After tensioning/loosening by sound the wheel came out to be roughly true following a relatively even spoke pitch on each side, which is logical but it was a nice surprise anyway. I finished trued the wheel by making very small and fairly uniform tension or pitch adjustments in a 3 or 4 spoke series on side of the wheel.

The wobble is gone, the wheel feels rock solid. A tension meter would be nice to have, but the 'old school' pitch method seems like a decent alternative to me, and cheap.
FrenchFit is offline   Reply With Quote
Old 06-17-09, 06:51 PM   #2
Senior Member
mzeffex's Avatar
Join Date: Mar 2009
Location: Fort Collins, CO
Bikes: A Tarmac, a TCR, a Tipo Uno, a Grand Prix Luxe, an Anthem, a Norcross, a Claud Butler, and an SLM 2.0
Posts: 9,419
Mentioned: 0 Post(s)
Tagged: 0 Thread(s)
Quoted: 0 Post(s)
Interesting discovery.
Originally Posted by rjones28 View Post
Are they talking about spectators feeding the cyclists? You know, like don't feed the bears?
mzeffex is offline   Reply With Quote
Old 06-17-09, 07:16 PM   #3
Ex Pres 
Ex Pres's Avatar
Join Date: Dec 2007
Location: Mountain Brook, AL
Posts: 6,626
Mentioned: 8 Post(s)
Tagged: 0 Thread(s)
Quoted: 166 Post(s)
I had a paired spoke front wheel that I had a hard time riding no hands on, and lo and behold - low spoke tension all around - albeit still true. It's much better now tightened up.
Ex Pres is offline   Reply With Quote

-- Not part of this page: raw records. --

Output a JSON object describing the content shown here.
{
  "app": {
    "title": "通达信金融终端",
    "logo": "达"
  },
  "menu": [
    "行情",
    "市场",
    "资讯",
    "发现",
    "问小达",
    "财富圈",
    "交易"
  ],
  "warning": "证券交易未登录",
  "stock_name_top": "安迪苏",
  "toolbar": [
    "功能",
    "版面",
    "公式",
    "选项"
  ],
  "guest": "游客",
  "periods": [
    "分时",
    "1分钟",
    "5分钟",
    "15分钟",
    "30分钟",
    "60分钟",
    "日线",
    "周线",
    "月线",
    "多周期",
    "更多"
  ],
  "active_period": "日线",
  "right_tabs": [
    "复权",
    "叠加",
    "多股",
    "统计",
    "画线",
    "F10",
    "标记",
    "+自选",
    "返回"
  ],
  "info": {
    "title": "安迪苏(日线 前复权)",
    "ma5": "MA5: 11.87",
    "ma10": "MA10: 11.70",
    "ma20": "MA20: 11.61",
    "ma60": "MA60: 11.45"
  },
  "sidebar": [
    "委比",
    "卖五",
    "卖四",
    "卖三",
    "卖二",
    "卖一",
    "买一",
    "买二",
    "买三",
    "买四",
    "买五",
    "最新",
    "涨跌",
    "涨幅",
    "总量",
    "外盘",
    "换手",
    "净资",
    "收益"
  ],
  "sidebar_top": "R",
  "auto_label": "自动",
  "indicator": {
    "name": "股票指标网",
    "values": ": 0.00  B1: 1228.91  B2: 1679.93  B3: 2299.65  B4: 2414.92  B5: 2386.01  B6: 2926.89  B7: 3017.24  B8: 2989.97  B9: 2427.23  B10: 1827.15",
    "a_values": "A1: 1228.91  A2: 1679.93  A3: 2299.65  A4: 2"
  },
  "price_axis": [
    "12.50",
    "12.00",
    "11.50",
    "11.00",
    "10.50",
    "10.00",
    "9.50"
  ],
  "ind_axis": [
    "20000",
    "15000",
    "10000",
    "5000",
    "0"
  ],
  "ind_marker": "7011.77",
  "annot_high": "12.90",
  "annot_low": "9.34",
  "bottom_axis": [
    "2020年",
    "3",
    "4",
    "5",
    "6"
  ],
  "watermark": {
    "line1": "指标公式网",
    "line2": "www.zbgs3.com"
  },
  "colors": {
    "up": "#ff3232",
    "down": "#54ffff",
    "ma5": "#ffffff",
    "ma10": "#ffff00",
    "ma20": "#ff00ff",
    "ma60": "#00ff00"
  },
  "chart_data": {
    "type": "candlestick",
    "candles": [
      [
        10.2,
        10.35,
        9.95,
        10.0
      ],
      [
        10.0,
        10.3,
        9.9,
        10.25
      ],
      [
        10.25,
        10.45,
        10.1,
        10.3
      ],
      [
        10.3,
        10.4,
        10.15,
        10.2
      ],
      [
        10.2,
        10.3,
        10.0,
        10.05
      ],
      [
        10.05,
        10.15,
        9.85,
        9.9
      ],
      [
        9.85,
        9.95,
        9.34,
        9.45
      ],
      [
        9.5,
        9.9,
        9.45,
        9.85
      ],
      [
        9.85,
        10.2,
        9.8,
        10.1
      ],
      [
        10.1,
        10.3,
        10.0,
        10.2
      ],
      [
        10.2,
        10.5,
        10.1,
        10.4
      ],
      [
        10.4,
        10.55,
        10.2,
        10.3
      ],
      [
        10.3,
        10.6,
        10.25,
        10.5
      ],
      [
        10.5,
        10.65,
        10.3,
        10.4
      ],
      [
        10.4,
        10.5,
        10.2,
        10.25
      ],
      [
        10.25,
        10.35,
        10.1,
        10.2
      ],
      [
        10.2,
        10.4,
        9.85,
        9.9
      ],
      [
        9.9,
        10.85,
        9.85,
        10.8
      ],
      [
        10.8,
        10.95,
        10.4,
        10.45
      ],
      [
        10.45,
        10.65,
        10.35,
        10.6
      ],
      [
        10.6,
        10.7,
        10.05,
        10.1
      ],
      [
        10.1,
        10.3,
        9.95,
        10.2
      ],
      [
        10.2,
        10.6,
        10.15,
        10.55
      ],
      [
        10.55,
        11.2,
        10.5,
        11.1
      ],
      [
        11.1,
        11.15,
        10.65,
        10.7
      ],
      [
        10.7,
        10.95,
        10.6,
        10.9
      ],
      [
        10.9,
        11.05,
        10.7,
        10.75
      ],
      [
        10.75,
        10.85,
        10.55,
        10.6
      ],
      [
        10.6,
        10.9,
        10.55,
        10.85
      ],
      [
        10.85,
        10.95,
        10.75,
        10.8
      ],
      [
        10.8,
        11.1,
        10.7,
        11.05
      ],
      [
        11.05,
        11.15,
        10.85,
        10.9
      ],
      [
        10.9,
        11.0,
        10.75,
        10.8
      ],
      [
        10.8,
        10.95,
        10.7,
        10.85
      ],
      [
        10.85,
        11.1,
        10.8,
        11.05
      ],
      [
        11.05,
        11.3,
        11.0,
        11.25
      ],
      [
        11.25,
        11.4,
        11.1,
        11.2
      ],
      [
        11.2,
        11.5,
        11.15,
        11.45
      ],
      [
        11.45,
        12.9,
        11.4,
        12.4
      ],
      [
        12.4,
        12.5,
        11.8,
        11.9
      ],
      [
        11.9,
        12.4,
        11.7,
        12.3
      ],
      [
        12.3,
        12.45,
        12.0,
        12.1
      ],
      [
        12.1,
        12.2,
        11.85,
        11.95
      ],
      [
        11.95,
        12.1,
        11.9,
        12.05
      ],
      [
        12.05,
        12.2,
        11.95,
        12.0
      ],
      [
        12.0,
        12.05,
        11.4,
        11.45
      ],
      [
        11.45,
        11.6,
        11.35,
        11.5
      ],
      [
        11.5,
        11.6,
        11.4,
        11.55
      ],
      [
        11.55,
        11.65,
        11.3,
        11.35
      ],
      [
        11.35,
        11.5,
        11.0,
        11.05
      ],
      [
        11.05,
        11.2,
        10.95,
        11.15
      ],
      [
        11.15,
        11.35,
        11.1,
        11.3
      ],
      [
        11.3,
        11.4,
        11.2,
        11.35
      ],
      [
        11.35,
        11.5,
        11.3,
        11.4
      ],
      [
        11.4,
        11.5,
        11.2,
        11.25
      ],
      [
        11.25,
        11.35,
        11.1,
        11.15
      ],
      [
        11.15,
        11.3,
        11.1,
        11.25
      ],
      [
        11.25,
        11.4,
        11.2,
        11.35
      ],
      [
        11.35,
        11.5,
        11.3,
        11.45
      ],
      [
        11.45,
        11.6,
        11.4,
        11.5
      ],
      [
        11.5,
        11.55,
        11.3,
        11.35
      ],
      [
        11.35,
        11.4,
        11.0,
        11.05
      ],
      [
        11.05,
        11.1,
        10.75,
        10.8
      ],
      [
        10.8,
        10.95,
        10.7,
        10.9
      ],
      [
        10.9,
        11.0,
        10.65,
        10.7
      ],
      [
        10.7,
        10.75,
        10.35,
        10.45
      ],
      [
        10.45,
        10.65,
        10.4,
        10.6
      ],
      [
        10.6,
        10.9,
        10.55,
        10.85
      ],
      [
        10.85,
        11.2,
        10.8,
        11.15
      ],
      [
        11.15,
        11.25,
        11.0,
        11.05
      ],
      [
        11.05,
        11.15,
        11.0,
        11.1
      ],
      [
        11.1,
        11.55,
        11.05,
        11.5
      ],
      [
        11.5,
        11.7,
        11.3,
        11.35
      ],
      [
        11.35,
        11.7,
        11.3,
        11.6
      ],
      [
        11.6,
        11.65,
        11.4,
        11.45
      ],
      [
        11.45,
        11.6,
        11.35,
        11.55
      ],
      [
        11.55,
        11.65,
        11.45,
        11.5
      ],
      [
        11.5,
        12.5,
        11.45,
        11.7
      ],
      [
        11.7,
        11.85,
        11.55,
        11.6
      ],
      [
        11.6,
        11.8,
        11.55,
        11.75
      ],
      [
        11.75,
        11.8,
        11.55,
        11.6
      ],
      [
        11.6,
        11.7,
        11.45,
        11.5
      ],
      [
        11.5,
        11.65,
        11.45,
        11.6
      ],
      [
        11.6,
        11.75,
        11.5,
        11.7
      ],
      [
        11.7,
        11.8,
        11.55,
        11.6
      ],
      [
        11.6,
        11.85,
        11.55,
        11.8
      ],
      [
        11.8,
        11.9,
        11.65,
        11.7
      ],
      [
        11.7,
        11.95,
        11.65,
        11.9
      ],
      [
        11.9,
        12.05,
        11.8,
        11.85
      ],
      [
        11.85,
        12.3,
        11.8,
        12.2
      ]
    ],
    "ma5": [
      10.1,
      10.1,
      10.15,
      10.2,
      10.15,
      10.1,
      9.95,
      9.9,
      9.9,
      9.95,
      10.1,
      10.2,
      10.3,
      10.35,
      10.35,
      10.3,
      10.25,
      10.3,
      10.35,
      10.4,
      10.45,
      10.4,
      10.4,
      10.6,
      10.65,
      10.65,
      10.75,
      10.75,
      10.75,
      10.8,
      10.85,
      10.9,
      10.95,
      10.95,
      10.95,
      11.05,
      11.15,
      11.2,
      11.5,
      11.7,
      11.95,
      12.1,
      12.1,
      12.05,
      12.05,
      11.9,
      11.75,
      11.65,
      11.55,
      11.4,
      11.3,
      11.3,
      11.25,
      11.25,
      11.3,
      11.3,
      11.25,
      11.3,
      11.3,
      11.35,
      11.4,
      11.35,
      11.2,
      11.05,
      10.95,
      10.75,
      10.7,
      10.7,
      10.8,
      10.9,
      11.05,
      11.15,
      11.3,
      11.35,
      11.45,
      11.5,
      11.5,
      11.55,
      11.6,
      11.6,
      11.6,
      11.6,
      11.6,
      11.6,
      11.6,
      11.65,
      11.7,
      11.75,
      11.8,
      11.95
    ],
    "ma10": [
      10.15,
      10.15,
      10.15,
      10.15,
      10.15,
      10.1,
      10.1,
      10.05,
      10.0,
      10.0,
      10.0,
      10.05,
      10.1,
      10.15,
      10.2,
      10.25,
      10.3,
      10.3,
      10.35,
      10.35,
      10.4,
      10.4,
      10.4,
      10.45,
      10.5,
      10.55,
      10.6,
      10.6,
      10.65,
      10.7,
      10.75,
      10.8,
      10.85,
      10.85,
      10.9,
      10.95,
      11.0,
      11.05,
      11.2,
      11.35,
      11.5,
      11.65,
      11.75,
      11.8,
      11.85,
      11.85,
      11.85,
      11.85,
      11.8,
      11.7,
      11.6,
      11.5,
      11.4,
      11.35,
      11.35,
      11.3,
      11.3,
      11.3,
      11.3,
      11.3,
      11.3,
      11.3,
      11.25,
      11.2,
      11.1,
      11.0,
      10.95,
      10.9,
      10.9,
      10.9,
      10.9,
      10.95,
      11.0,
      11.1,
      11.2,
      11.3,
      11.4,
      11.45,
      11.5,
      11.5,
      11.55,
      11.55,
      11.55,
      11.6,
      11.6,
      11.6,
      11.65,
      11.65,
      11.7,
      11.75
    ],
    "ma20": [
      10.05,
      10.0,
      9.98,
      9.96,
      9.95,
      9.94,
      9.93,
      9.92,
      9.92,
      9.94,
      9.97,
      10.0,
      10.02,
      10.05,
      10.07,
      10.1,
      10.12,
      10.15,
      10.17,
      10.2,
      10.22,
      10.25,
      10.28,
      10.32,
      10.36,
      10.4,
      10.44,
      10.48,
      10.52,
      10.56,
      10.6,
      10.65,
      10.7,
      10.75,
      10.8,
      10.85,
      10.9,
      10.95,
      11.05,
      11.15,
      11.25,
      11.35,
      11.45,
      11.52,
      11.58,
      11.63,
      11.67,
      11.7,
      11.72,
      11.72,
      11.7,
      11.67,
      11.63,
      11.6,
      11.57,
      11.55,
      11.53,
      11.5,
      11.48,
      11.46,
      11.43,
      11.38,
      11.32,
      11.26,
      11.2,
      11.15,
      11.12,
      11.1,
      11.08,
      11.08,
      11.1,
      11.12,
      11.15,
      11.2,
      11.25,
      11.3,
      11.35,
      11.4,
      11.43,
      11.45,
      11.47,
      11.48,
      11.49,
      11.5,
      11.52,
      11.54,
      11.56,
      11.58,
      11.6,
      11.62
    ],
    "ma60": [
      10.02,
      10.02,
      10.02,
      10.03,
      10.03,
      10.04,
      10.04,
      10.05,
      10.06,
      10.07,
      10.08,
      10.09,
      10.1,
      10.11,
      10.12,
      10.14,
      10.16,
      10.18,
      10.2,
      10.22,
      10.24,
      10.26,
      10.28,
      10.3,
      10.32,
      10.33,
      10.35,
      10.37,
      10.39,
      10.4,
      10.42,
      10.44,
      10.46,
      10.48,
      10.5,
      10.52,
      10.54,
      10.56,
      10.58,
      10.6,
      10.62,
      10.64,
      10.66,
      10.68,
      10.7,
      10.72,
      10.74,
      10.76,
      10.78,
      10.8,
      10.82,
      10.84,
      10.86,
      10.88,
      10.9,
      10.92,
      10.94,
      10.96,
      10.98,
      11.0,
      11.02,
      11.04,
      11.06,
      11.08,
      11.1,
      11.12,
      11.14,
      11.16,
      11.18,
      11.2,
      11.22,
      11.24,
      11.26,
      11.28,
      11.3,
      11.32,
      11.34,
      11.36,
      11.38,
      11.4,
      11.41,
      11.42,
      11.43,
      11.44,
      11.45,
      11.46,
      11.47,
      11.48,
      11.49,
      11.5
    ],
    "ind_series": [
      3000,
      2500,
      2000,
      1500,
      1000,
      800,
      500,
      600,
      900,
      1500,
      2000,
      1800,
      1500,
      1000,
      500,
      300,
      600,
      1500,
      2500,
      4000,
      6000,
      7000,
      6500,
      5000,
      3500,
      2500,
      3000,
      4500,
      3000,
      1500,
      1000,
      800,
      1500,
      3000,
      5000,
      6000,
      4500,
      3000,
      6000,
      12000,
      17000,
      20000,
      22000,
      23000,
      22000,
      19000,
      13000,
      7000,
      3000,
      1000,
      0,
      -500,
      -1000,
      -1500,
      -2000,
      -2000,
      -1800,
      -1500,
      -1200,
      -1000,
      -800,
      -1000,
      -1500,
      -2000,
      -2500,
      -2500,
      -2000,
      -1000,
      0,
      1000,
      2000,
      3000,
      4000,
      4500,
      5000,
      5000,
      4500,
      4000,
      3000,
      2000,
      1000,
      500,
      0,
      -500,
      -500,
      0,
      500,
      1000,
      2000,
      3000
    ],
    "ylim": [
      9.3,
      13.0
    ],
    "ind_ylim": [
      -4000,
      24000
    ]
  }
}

Thread Tools Search this Thread
Search this Thread:

Advanced Search

Posting Rules
You may not post new threads
You may not post replies
You may not post attachments
You may not edit your posts

BB code is On
Smilies are On
[IMG] code is On
HTML code is Off

All times are GMT -6. The time now is 02:14 AM.

We are a participant in the Amazon Services LLC Associates Program, an affiliate advertising program designed to provide a means for us to earn fees by linking to and affiliated sites.
  • Ask a Question
    get answers from real people!
Click to start entering your question.